Interim statement of the COVID-19 subcommittee of the WHO Global Advisory Committee on Vaccine Safety on AstraZeneca COVID-19 vaccine, 7 April 2021
Events under assessment are very rare, with low numbers reported among the almost 200 million individuals who have received the AstraZeneca COVID-19 vaccine
Rare adverse events following immunizations should be assessed against the risk of deaths from COVID-19 disease and the potential of the vaccines to prevent infections
The COVID-19 subcommittee of the WHO Global Advisory Committee on Vaccine Safety (GACVS) has reviewed reports of rare cases of blood clots with low platelets following vaccination with the AstraZeneca COVID-19 vaccine (including Covishield) since their onset a few weeks ago.
At its most recent meeting on 7 April, 2021, the subcommittee reviewed latest information from the European Medicines Agency (https://bit.ly/3mDu1Wx) along with information from the United Kingdom’s Medicines and other Health products Regulatory Agency (MHRA) (https://bit.ly/2OxQ8ku), and other Member States and noted the following:
- Based on current information, a causal relationship between the vaccine and the occurrence of blood clots with low platelets is considered plausible but is not confirmed. Specialised studies are needed to fully understand the potential relationship between vaccination and possible risk factors.
- The GACVS subcommittee will continue to gather and review further data, as it has done since the beginning of the COVID vaccine programme.
- It is important to note that whilst concerning, the events under assessment are very rare, with low numbers reported among the almost 200 million individuals who have received the AstraZeneca COVID-19 vaccine around the world.
- Rare adverse events following immunizations should be assessed against the risk of deaths from COVID-19 disease and the potential of the vaccines to prevent infections and reduce deaths due to diseases. In this context, it should be noted that as of today, at least 2.6 million people have died of COVID-19 disease worldwide.
- Side effects within two- or three-days following vaccination, the majority of which are mild and local in nature, are expected and common.
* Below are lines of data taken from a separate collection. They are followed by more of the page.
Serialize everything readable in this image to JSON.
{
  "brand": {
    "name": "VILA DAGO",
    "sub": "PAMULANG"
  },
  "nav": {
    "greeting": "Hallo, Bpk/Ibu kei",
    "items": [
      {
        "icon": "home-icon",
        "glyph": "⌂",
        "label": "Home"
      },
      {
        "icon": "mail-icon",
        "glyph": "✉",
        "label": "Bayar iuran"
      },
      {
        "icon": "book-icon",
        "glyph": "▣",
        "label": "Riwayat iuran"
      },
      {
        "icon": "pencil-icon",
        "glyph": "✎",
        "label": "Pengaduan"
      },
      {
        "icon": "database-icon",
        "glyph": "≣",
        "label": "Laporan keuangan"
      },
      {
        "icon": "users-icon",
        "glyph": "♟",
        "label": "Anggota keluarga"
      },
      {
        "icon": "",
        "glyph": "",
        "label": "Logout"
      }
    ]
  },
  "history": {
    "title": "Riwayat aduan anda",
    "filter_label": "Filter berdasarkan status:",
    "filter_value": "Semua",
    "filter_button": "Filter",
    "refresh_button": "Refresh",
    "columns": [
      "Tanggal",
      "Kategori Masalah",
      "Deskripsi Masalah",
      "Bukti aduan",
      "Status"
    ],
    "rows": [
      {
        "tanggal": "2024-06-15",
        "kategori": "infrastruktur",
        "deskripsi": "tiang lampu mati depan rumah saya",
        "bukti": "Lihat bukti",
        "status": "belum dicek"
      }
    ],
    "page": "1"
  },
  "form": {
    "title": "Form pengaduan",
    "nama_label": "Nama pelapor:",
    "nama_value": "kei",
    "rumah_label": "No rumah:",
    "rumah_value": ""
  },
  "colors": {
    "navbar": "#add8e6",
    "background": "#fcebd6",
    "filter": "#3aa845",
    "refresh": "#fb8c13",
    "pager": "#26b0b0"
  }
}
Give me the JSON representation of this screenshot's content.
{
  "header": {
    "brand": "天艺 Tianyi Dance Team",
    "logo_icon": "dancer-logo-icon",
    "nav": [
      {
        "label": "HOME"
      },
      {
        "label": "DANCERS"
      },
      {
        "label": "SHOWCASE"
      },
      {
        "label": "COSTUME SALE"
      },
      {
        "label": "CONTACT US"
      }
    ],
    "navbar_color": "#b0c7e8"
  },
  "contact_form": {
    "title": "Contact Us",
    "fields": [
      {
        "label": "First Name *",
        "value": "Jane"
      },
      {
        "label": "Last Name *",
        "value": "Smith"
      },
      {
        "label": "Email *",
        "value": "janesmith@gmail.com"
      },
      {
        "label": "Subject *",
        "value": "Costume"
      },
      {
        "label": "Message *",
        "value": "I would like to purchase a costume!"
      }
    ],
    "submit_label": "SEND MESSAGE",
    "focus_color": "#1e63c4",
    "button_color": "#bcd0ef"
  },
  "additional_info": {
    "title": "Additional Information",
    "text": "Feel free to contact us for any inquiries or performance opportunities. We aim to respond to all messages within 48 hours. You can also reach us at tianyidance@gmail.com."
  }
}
However, individuals who experience any severe symptoms – such as shortness of breath, chest pain, leg swelling, persistent abdominal pain, neurological symptoms, such as severe and persistent headaches or blurred vision, tiny blood spots under the skin beyond the site of the injection - from around four to 20 days following vaccination, should seek urgent medical attention. Clinicians should be aware of relevant case definitions and clinical guidance for patients presenting thrombosis and thrombocytopaenia following COVID-19 vaccination (https://bit.ly/3moTjra). To this end, the GACVS subcommittee also suggested that a committee of clinical experts including haematologists and other specialists is convened, for advice on clinical diagnosis and case management.
- Active surveillance, including sentinel site / hospital case-based investigations should be considered, to further characterise these rare events. WHO has developed template protocols that countries could adapt for such studies. The GACVS will meet again next week to review additional data and will be issuing further recommendations as relevant
WHO is carefully monitoring the rollout of all COVID-19 vaccines and will continue to work closely with countries to manage potential risks, and to use science and data to drive response and recommendations.
In extensive vaccination campaigns, it is normal for countries to identify potential adverse events following immunization. This does not necessarily mean that the events are linked to vaccination itself, but they must be investigated to ensure that any safety concerns are addressed quickly. Vaccines, like all medicines, can have side effects. The administration of vaccines is based on a risk versus benefit analysis.
Distributed by APO Group on behalf of World Health Organization (WHO).